First part of this early morning commuting trip was a walk in the rain, and against my usual habit I had enough time when reaching the station. Well, meanwhile it’s still dark when I leave, but the wet plaster made up for nice reflections to frame those poor, forlorn-looking small box bushes. It will take a decade until they get the figure appropriate for this setting.
This reminds me of a Sam Abell story, how he wasn’t allowed to take photographs in a garden in Japan. After Abell insisted quite strongly, he was told to come back, but not before 2 pm. By that time the monks tending the garden had sprinkled water over all the plants by hand. The garden was meant to be viewed only when wet.
I’ll have to look up this story in my Abell Book – but I think it’s not in “The Life of a Photograph”, probably more in “Seeing Gardens” (which I don’t have, yet). And you are certainly right: rain and reflections certainly gave this scenery a very special mood.
Yes, indeed, it was in the “garden book”.
The place is a bit like a stone garden – maybe the little trees are an artist’s statement?
I fear it was meant nothing less than artistic, with utmost canniness vulgo greed as the dominating motive. On this public boardwalk there were 3 small beds with brushes that got neglected and became ugly. When deciding to replace it, the responsible authority decided to go the lowest-budget way.

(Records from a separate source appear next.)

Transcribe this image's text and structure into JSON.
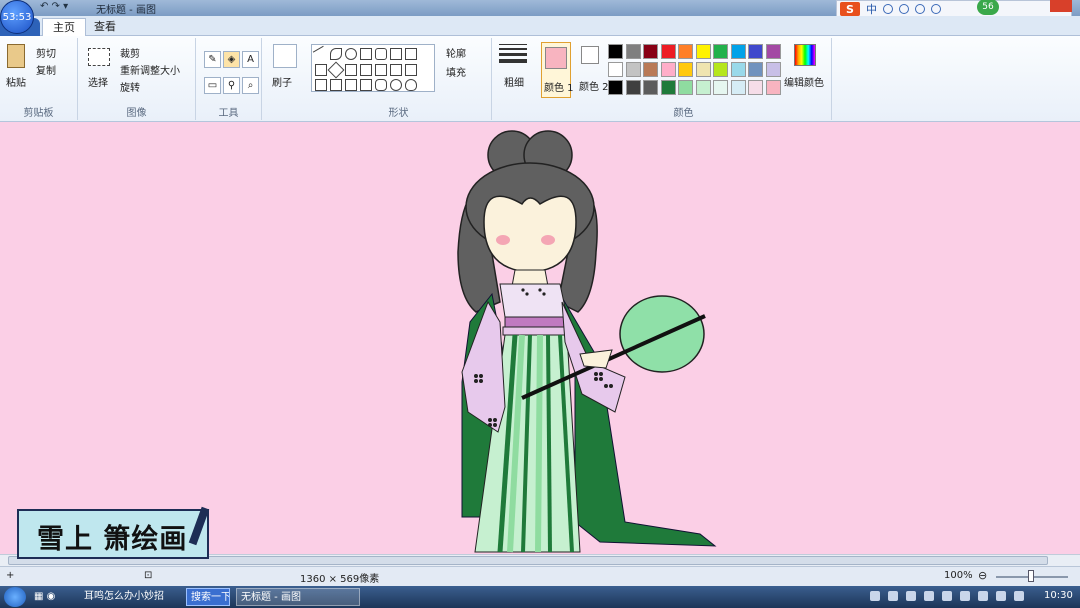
{
  "window": {
    "clock": "53:53",
    "title": "无标题 - 画图",
    "quick_access": "↶ ↷ ▾"
  },
  "ime": {
    "brand": "S",
    "mode": "中",
    "score": "56"
  },
  "tabs": [
    {
      "label": "主页"
    },
    {
      "label": "查看"
    }
  ],
  "ribbon": {
    "clipboard": {
      "paste": "粘贴",
      "cut": "剪切",
      "copy": "复制",
      "label": "剪贴板"
    },
    "image": {
      "select": "选择",
      "crop": "裁剪",
      "resize": "重新调整大小",
      "rotate": "旋转",
      "label": "图像"
    },
    "tools": {
      "label": "工具",
      "text_tool": "A"
    },
    "brushes": {
      "label": "刷子"
    },
    "shapes": {
      "outline": "轮廓",
      "fill": "填充",
      "label": "形状"
    },
    "size": {
      "label": "粗细"
    },
    "colors": {
      "color1": "颜色 1",
      "color2": "颜色 2",
      "edit": "编辑颜色",
      "label": "颜色",
      "color1_value": "#f8b4c0",
      "color2_value": "#ffffff",
      "palette": [
        "#000000",
        "#7f7f7f",
        "#880015",
        "#ed1c24",
        "#ff7f27",
        "#fff200",
        "#22b14c",
        "#00a2e8",
        "#3f48cc",
        "#a349a4",
        "#ffffff",
        "#c3c3c3",
        "#b97a57",
        "#ffaec9",
        "#ffc90e",
        "#efe4b0",
        "#b5e61d",
        "#99d9ea",
        "#7092be",
        "#c8bfe7",
        "#000000",
        "#3f3f3f",
        "#5c5c5c",
        "#1f7a3a",
        "#8fdca0",
        "#c6f0d0",
        "#e6f6f0",
        "#d6ecf5",
        "#f6dde8",
        "#f8b4c0"
      ]
    }
  },
  "canvas": {
    "background": "#fbcfe6"
  },
  "logo": {
    "text": "雪上 箫绘画"
  },
  "status": {
    "dimensions": "1360 × 569像素",
    "zoom": "100%"
  },
  "taskbar": {
    "task1": "耳鸣怎么办小妙招",
    "search": "搜索一下",
    "paint": "无标题 - 画图",
    "time": "10:30"
  }
}
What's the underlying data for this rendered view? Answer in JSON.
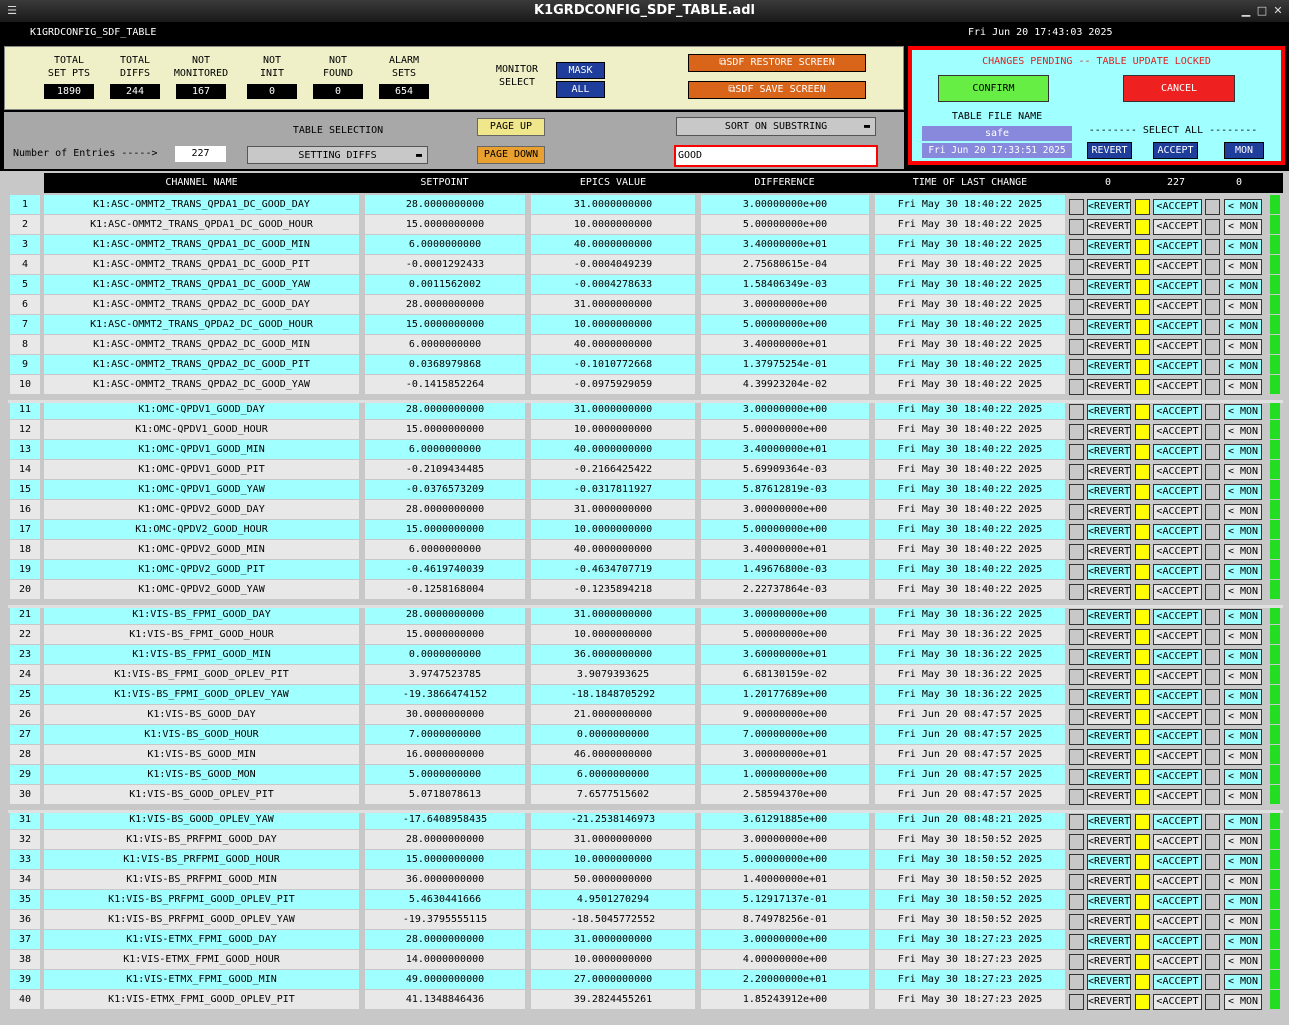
{
  "window": {
    "title": "K1GRDCONFIG_SDF_TABLE.adl",
    "min": "▁",
    "max": "□",
    "close": "✕",
    "menu": "☰"
  },
  "header": {
    "name": "K1GRDCONFIG_SDF_TABLE",
    "datetime": "Fri Jun 20 17:43:03 2025"
  },
  "stats": [
    {
      "label1": "TOTAL",
      "label2": "SET PTS",
      "value": "1890"
    },
    {
      "label1": "TOTAL",
      "label2": "DIFFS",
      "value": "244"
    },
    {
      "label1": "NOT",
      "label2": "MONITORED",
      "value": "167"
    },
    {
      "label1": "NOT",
      "label2": "INIT",
      "value": "0"
    },
    {
      "label1": "NOT",
      "label2": "FOUND",
      "value": "0"
    },
    {
      "label1": "ALARM",
      "label2": "SETS",
      "value": "654"
    }
  ],
  "monitor": {
    "label1": "MONITOR",
    "label2": "SELECT",
    "mask": "MASK",
    "all": "ALL"
  },
  "sdf": {
    "restore": "SDF RESTORE SCREEN",
    "save": "SDF SAVE SCREEN"
  },
  "pending": {
    "title": "CHANGES PENDING -- TABLE UPDATE LOCKED",
    "confirm": "CONFIRM",
    "cancel": "CANCEL",
    "file_label": "TABLE FILE NAME",
    "file_name": "safe",
    "file_time": "Fri Jun 20 17:33:51 2025",
    "select_all": "-------- SELECT ALL --------",
    "revert": "REVERT",
    "accept": "ACCEPT",
    "mon": "MON"
  },
  "table_sel": {
    "entries_label": "Number of Entries ----->",
    "entries": "227",
    "selection_label": "TABLE SELECTION",
    "selection": "SETTING DIFFS",
    "page_up": "PAGE UP",
    "page_down": "PAGE DOWN",
    "sort": "SORT ON SUBSTRING",
    "substring": "GOOD"
  },
  "columns": {
    "channel": "CHANNEL NAME",
    "setpoint": "SETPOINT",
    "epics": "EPICS VALUE",
    "diff": "DIFFERENCE",
    "time": "TIME OF LAST CHANGE",
    "c0": "0",
    "c227": "227",
    "c0b": "0"
  },
  "row_buttons": {
    "revert": "<REVERT",
    "accept": "<ACCEPT",
    "mon": "< MON"
  },
  "rows": [
    [
      "1",
      "K1:ASC-OMMT2_TRANS_QPDA1_DC_GOOD_DAY",
      "28.0000000000",
      "31.0000000000",
      "3.00000000e+00",
      "Fri May 30 18:40:22 2025"
    ],
    [
      "2",
      "K1:ASC-OMMT2_TRANS_QPDA1_DC_GOOD_HOUR",
      "15.0000000000",
      "10.0000000000",
      "5.00000000e+00",
      "Fri May 30 18:40:22 2025"
    ],
    [
      "3",
      "K1:ASC-OMMT2_TRANS_QPDA1_DC_GOOD_MIN",
      "6.0000000000",
      "40.0000000000",
      "3.40000000e+01",
      "Fri May 30 18:40:22 2025"
    ],
    [
      "4",
      "K1:ASC-OMMT2_TRANS_QPDA1_DC_GOOD_PIT",
      "-0.0001292433",
      "-0.0004049239",
      "2.75680615e-04",
      "Fri May 30 18:40:22 2025"
    ],
    [
      "5",
      "K1:ASC-OMMT2_TRANS_QPDA1_DC_GOOD_YAW",
      "0.0011562002",
      "-0.0004278633",
      "1.58406349e-03",
      "Fri May 30 18:40:22 2025"
    ],
    [
      "6",
      "K1:ASC-OMMT2_TRANS_QPDA2_DC_GOOD_DAY",
      "28.0000000000",
      "31.0000000000",
      "3.00000000e+00",
      "Fri May 30 18:40:22 2025"
    ],
    [
      "7",
      "K1:ASC-OMMT2_TRANS_QPDA2_DC_GOOD_HOUR",
      "15.0000000000",
      "10.0000000000",
      "5.00000000e+00",
      "Fri May 30 18:40:22 2025"
    ],
    [
      "8",
      "K1:ASC-OMMT2_TRANS_QPDA2_DC_GOOD_MIN",
      "6.0000000000",
      "40.0000000000",
      "3.40000000e+01",
      "Fri May 30 18:40:22 2025"
    ],
    [
      "9",
      "K1:ASC-OMMT2_TRANS_QPDA2_DC_GOOD_PIT",
      "0.0368979868",
      "-0.1010772668",
      "1.37975254e-01",
      "Fri May 30 18:40:22 2025"
    ],
    [
      "10",
      "K1:ASC-OMMT2_TRANS_QPDA2_DC_GOOD_YAW",
      "-0.1415852264",
      "-0.0975929059",
      "4.39923204e-02",
      "Fri May 30 18:40:22 2025"
    ],
    [
      "11",
      "K1:OMC-QPDV1_GOOD_DAY",
      "28.0000000000",
      "31.0000000000",
      "3.00000000e+00",
      "Fri May 30 18:40:22 2025"
    ],
    [
      "12",
      "K1:OMC-QPDV1_GOOD_HOUR",
      "15.0000000000",
      "10.0000000000",
      "5.00000000e+00",
      "Fri May 30 18:40:22 2025"
    ],
    [
      "13",
      "K1:OMC-QPDV1_GOOD_MIN",
      "6.0000000000",
      "40.0000000000",
      "3.40000000e+01",
      "Fri May 30 18:40:22 2025"
    ],
    [
      "14",
      "K1:OMC-QPDV1_GOOD_PIT",
      "-0.2109434485",
      "-0.2166425422",
      "5.69909364e-03",
      "Fri May 30 18:40:22 2025"
    ],
    [
      "15",
      "K1:OMC-QPDV1_GOOD_YAW",
      "-0.0376573209",
      "-0.0317811927",
      "5.87612819e-03",
      "Fri May 30 18:40:22 2025"
    ],
    [
      "16",
      "K1:OMC-QPDV2_GOOD_DAY",
      "28.0000000000",
      "31.0000000000",
      "3.00000000e+00",
      "Fri May 30 18:40:22 2025"
    ],
    [
      "17",
      "K1:OMC-QPDV2_GOOD_HOUR",
      "15.0000000000",
      "10.0000000000",
      "5.00000000e+00",
      "Fri May 30 18:40:22 2025"
    ],
    [
      "18",
      "K1:OMC-QPDV2_GOOD_MIN",
      "6.0000000000",
      "40.0000000000",
      "3.40000000e+01",
      "Fri May 30 18:40:22 2025"
    ],
    [
      "19",
      "K1:OMC-QPDV2_GOOD_PIT",
      "-0.4619740039",
      "-0.4634707719",
      "1.49676800e-03",
      "Fri May 30 18:40:22 2025"
    ],
    [
      "20",
      "K1:OMC-QPDV2_GOOD_YAW",
      "-0.1258168004",
      "-0.1235894218",
      "2.22737864e-03",
      "Fri May 30 18:40:22 2025"
    ],
    [
      "21",
      "K1:VIS-BS_FPMI_GOOD_DAY",
      "28.0000000000",
      "31.0000000000",
      "3.00000000e+00",
      "Fri May 30 18:36:22 2025"
    ],
    [
      "22",
      "K1:VIS-BS_FPMI_GOOD_HOUR",
      "15.0000000000",
      "10.0000000000",
      "5.00000000e+00",
      "Fri May 30 18:36:22 2025"
    ],
    [
      "23",
      "K1:VIS-BS_FPMI_GOOD_MIN",
      "0.0000000000",
      "36.0000000000",
      "3.60000000e+01",
      "Fri May 30 18:36:22 2025"
    ],
    [
      "24",
      "K1:VIS-BS_FPMI_GOOD_OPLEV_PIT",
      "3.9747523785",
      "3.9079393625",
      "6.68130159e-02",
      "Fri May 30 18:36:22 2025"
    ],
    [
      "25",
      "K1:VIS-BS_FPMI_GOOD_OPLEV_YAW",
      "-19.3866474152",
      "-18.1848705292",
      "1.20177689e+00",
      "Fri May 30 18:36:22 2025"
    ],
    [
      "26",
      "K1:VIS-BS_GOOD_DAY",
      "30.0000000000",
      "21.0000000000",
      "9.00000000e+00",
      "Fri Jun 20 08:47:57 2025"
    ],
    [
      "27",
      "K1:VIS-BS_GOOD_HOUR",
      "7.0000000000",
      "0.0000000000",
      "7.00000000e+00",
      "Fri Jun 20 08:47:57 2025"
    ],
    [
      "28",
      "K1:VIS-BS_GOOD_MIN",
      "16.0000000000",
      "46.0000000000",
      "3.00000000e+01",
      "Fri Jun 20 08:47:57 2025"
    ],
    [
      "29",
      "K1:VIS-BS_GOOD_MON",
      "5.0000000000",
      "6.0000000000",
      "1.00000000e+00",
      "Fri Jun 20 08:47:57 2025"
    ],
    [
      "30",
      "K1:VIS-BS_GOOD_OPLEV_PIT",
      "5.0718078613",
      "7.6577515602",
      "2.58594370e+00",
      "Fri Jun 20 08:47:57 2025"
    ],
    [
      "31",
      "K1:VIS-BS_GOOD_OPLEV_YAW",
      "-17.6408958435",
      "-21.2538146973",
      "3.61291885e+00",
      "Fri Jun 20 08:48:21 2025"
    ],
    [
      "32",
      "K1:VIS-BS_PRFPMI_GOOD_DAY",
      "28.0000000000",
      "31.0000000000",
      "3.00000000e+00",
      "Fri May 30 18:50:52 2025"
    ],
    [
      "33",
      "K1:VIS-BS_PRFPMI_GOOD_HOUR",
      "15.0000000000",
      "10.0000000000",
      "5.00000000e+00",
      "Fri May 30 18:50:52 2025"
    ],
    [
      "34",
      "K1:VIS-BS_PRFPMI_GOOD_MIN",
      "36.0000000000",
      "50.0000000000",
      "1.40000000e+01",
      "Fri May 30 18:50:52 2025"
    ],
    [
      "35",
      "K1:VIS-BS_PRFPMI_GOOD_OPLEV_PIT",
      "5.4630441666",
      "4.9501270294",
      "5.12917137e-01",
      "Fri May 30 18:50:52 2025"
    ],
    [
      "36",
      "K1:VIS-BS_PRFPMI_GOOD_OPLEV_YAW",
      "-19.3795555115",
      "-18.5045772552",
      "8.74978256e-01",
      "Fri May 30 18:50:52 2025"
    ],
    [
      "37",
      "K1:VIS-ETMX_FPMI_GOOD_DAY",
      "28.0000000000",
      "31.0000000000",
      "3.00000000e+00",
      "Fri May 30 18:27:23 2025"
    ],
    [
      "38",
      "K1:VIS-ETMX_FPMI_GOOD_HOUR",
      "14.0000000000",
      "10.0000000000",
      "4.00000000e+00",
      "Fri May 30 18:27:23 2025"
    ],
    [
      "39",
      "K1:VIS-ETMX_FPMI_GOOD_MIN",
      "49.0000000000",
      "27.0000000000",
      "2.20000000e+01",
      "Fri May 30 18:27:23 2025"
    ],
    [
      "40",
      "K1:VIS-ETMX_FPMI_GOOD_OPLEV_PIT",
      "41.1348846436",
      "39.2824455261",
      "1.85243912e+00",
      "Fri May 30 18:27:23 2025"
    ]
  ],
  "colors": {
    "cyan": "#a0ffff",
    "light": "#e8e8e8",
    "yellow": "#ffff00",
    "green": "#22dd22",
    "blue": "#1f3e9c",
    "orange": "#d9651b",
    "red": "#ff0000"
  }
}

But in the end it turned out almost like a transformed zen garden, which is wonder-ful.